*THE PROBLEM:* The answer should match the entries that follow exactly, except that no image appears in it.

(Stored entries)
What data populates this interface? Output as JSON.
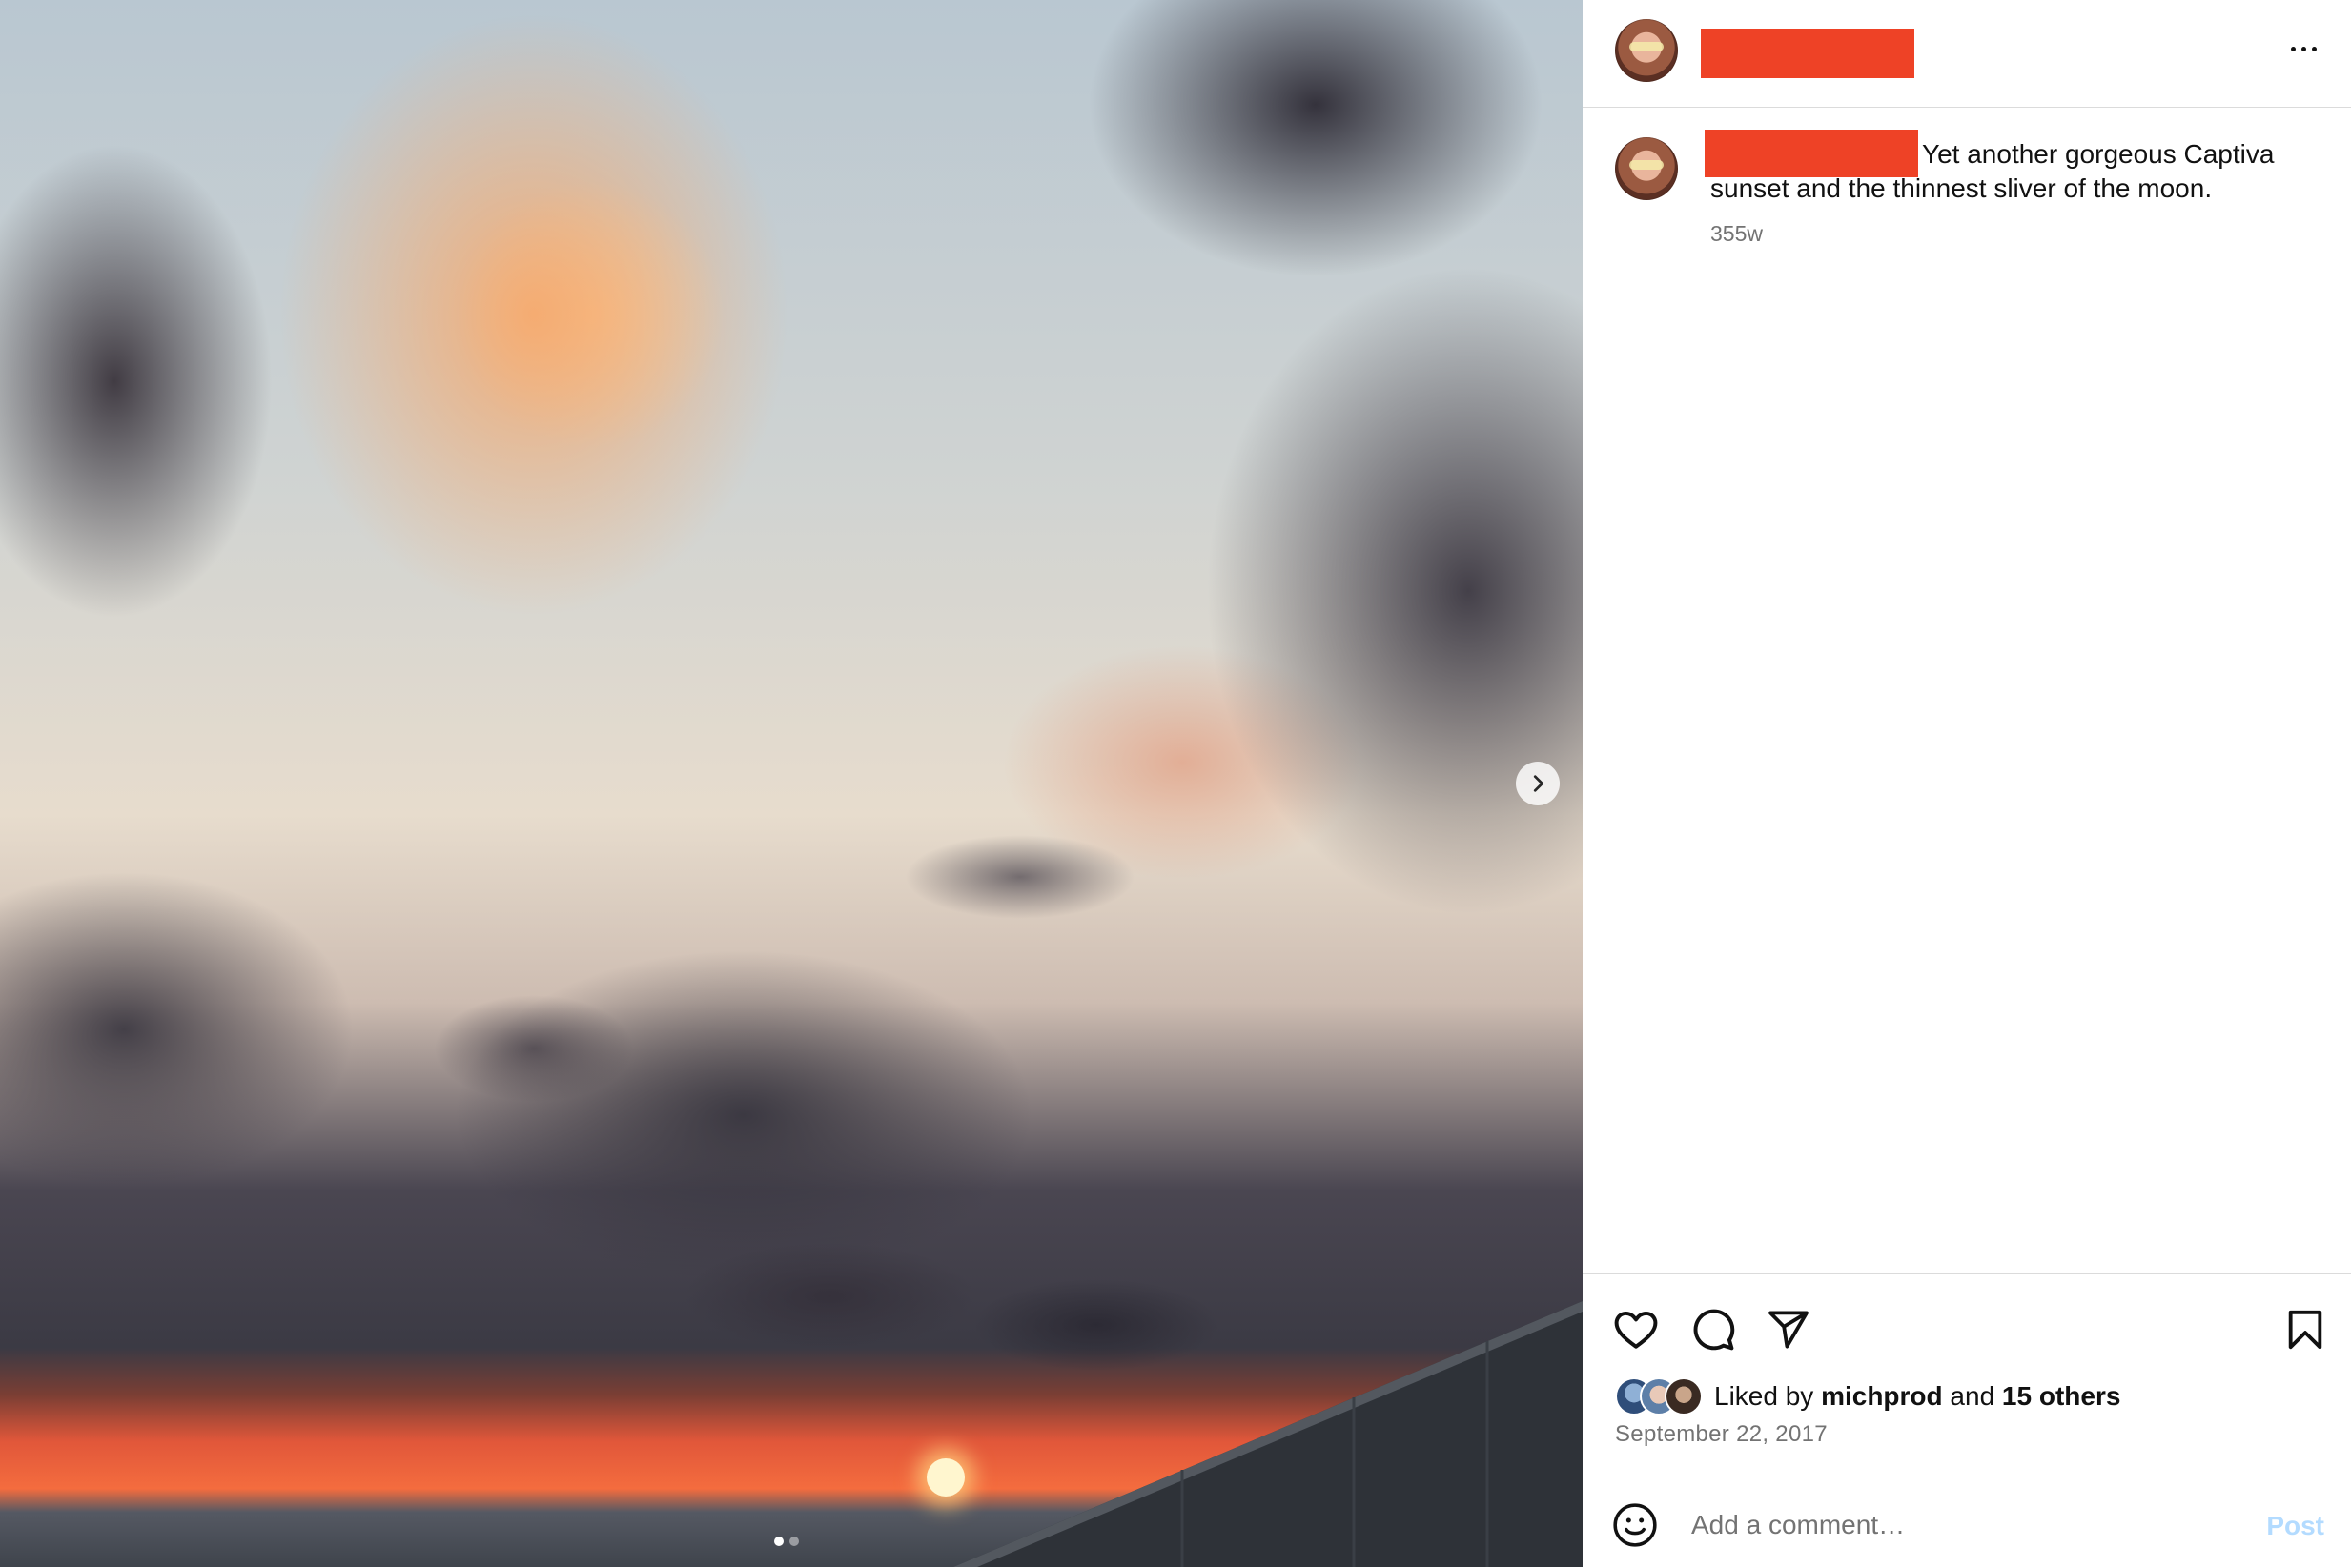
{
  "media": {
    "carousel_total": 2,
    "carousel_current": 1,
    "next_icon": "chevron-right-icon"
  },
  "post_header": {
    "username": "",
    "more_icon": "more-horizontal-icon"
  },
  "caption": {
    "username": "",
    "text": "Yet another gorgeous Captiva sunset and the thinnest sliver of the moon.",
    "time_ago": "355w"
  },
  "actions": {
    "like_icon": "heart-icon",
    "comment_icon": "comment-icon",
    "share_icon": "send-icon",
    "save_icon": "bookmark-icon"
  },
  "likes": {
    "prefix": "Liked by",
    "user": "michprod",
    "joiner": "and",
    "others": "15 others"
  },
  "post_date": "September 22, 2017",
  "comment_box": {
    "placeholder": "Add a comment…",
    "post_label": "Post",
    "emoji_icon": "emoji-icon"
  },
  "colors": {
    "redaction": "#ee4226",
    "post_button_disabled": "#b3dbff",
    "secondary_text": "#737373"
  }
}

*RESULT OF THE TASK:*
What data populates this interface? Output as JSON.
{
  "media": {
    "carousel_total": 2,
    "carousel_current": 1,
    "next_icon": "chevron-right-icon"
  },
  "post_header": {
    "username": "",
    "more_icon": "more-horizontal-icon"
  },
  "caption": {
    "username": "",
    "text": "Yet another gorgeous Captiva sunset and the thinnest sliver of the moon.",
    "time_ago": "355w"
  },
  "actions": {
    "like_icon": "heart-icon",
    "comment_icon": "comment-icon",
    "share_icon": "send-icon",
    "save_icon": "bookmark-icon"
  },
  "likes": {
    "prefix": "Liked by",
    "user": "michprod",
    "joiner": "and",
    "others": "15 others"
  },
  "post_date": "September 22, 2017",
  "comment_box": {
    "placeholder": "Add a comment…",
    "post_label": "Post",
    "emoji_icon": "emoji-icon"
  },
  "colors": {
    "redaction": "#ee4226",
    "post_button_disabled": "#b3dbff",
    "secondary_text": "#737373"
  }
}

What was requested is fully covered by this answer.